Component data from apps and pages

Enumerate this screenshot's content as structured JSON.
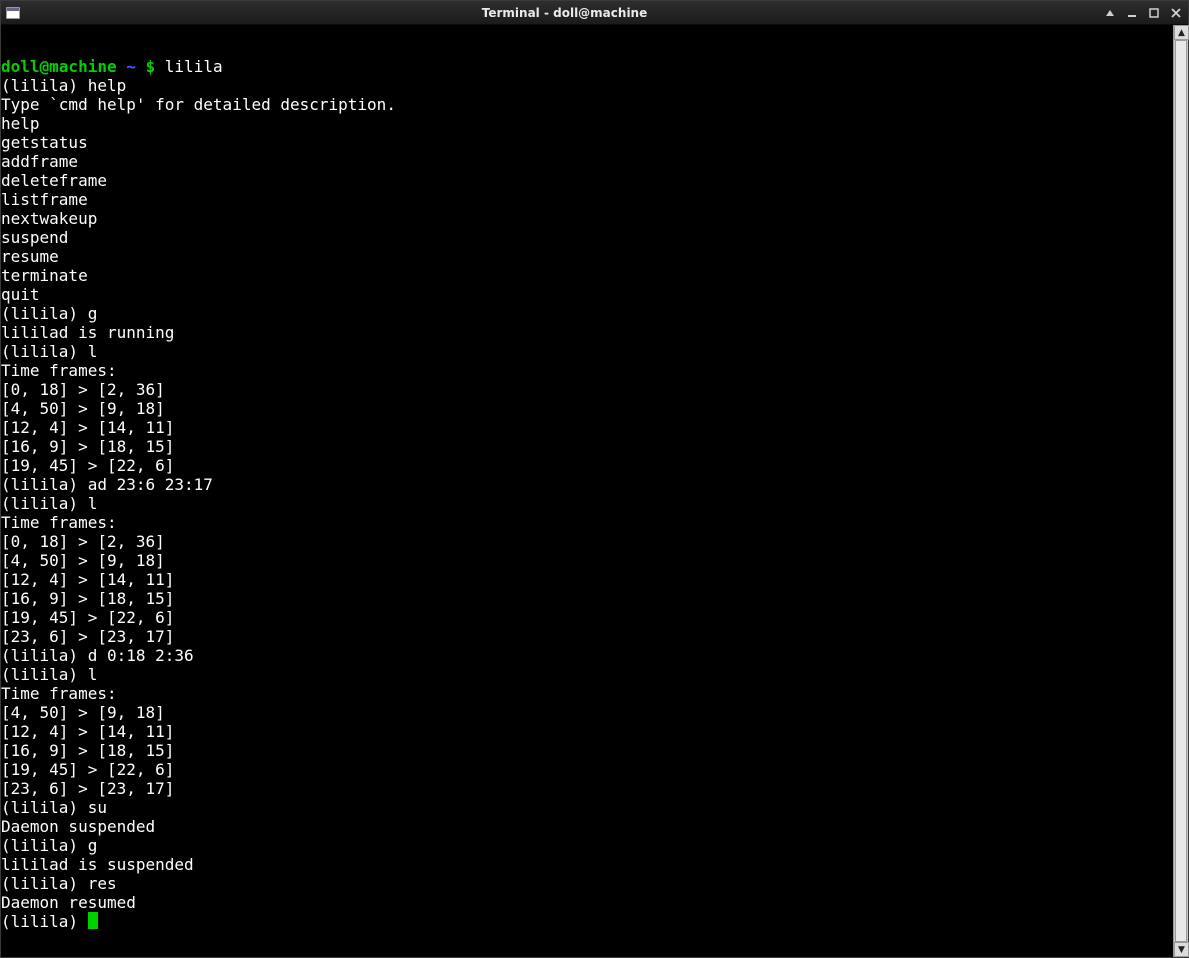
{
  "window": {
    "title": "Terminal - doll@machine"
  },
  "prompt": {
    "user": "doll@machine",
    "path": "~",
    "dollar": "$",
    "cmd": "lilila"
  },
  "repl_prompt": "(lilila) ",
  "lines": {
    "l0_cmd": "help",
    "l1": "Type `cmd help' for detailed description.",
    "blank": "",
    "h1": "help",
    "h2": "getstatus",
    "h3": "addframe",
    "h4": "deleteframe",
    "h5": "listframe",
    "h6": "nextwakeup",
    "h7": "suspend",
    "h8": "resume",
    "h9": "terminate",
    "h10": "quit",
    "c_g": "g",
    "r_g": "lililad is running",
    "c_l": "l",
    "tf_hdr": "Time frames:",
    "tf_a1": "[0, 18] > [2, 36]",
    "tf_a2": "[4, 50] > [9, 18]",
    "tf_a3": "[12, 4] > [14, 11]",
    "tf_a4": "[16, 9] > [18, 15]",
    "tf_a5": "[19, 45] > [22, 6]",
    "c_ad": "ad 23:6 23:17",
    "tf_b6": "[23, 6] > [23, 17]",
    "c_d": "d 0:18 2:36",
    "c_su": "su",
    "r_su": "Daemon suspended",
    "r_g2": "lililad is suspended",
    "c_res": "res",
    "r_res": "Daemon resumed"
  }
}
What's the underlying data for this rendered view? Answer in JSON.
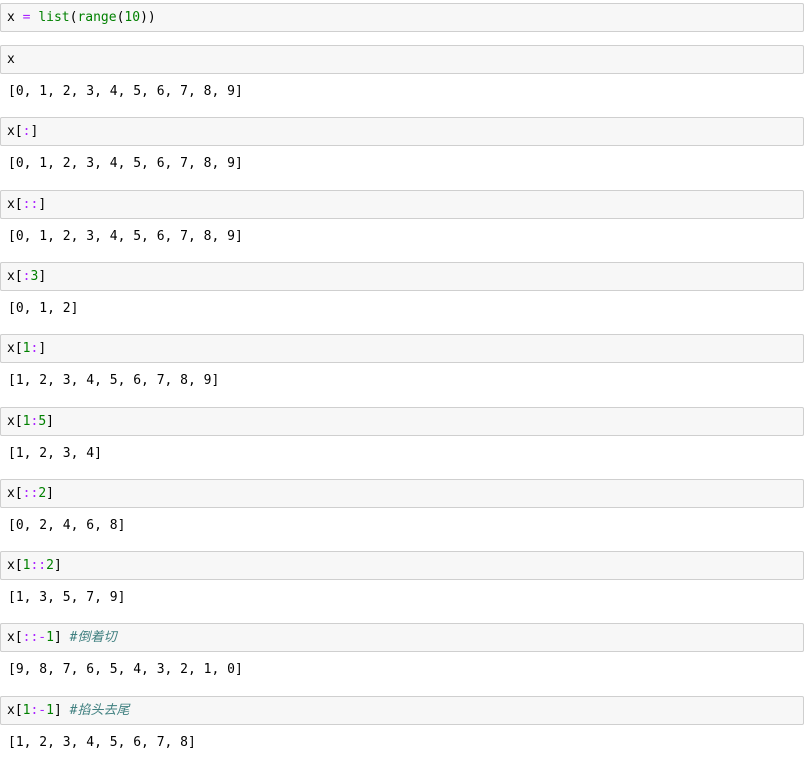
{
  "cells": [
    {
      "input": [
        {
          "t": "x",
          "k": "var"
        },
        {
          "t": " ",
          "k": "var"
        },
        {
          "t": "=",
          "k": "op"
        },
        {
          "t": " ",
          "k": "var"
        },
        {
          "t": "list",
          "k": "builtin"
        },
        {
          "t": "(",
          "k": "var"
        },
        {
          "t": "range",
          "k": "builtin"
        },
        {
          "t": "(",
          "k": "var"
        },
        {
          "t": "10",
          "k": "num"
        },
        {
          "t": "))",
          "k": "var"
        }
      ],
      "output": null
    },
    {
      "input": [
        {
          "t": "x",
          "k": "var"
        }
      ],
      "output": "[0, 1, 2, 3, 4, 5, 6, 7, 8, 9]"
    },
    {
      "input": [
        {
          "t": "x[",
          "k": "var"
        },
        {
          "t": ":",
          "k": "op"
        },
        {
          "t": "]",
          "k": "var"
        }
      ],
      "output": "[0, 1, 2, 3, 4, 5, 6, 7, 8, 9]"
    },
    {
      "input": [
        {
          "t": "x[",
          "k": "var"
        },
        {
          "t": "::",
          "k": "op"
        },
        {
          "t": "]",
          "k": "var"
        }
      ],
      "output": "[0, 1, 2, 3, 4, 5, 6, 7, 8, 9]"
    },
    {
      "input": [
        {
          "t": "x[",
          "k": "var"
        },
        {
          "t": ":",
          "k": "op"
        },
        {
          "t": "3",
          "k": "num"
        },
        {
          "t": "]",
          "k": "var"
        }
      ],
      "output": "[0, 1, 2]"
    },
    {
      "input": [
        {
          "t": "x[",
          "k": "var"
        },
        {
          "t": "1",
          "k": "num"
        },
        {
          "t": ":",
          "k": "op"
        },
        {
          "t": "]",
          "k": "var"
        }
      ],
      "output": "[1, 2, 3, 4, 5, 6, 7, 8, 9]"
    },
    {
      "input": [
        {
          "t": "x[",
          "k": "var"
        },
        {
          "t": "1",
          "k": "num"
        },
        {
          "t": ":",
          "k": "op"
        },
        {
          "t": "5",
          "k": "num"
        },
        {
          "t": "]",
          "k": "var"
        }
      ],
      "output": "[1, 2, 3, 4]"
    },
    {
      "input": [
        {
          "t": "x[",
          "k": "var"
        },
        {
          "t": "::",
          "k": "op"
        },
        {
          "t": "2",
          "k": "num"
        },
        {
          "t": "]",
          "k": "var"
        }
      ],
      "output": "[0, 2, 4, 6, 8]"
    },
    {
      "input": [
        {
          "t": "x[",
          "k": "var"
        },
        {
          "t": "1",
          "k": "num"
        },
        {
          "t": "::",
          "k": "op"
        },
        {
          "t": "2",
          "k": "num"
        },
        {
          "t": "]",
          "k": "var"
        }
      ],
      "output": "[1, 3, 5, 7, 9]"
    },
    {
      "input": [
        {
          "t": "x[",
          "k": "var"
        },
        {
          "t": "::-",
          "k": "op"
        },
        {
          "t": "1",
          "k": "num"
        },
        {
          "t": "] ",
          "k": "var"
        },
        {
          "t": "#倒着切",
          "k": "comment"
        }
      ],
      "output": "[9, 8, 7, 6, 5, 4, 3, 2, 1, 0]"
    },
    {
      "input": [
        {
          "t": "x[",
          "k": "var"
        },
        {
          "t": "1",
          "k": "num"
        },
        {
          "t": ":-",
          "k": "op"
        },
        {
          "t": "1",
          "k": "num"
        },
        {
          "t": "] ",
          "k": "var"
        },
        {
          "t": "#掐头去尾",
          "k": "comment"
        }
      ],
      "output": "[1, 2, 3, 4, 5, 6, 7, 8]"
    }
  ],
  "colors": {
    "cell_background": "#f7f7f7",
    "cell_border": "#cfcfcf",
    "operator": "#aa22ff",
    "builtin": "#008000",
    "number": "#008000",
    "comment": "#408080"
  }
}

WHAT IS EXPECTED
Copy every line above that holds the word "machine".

EXERCISE OUTPUT
    "title": "Terminal - doll@machine"
    "user": "doll@machine",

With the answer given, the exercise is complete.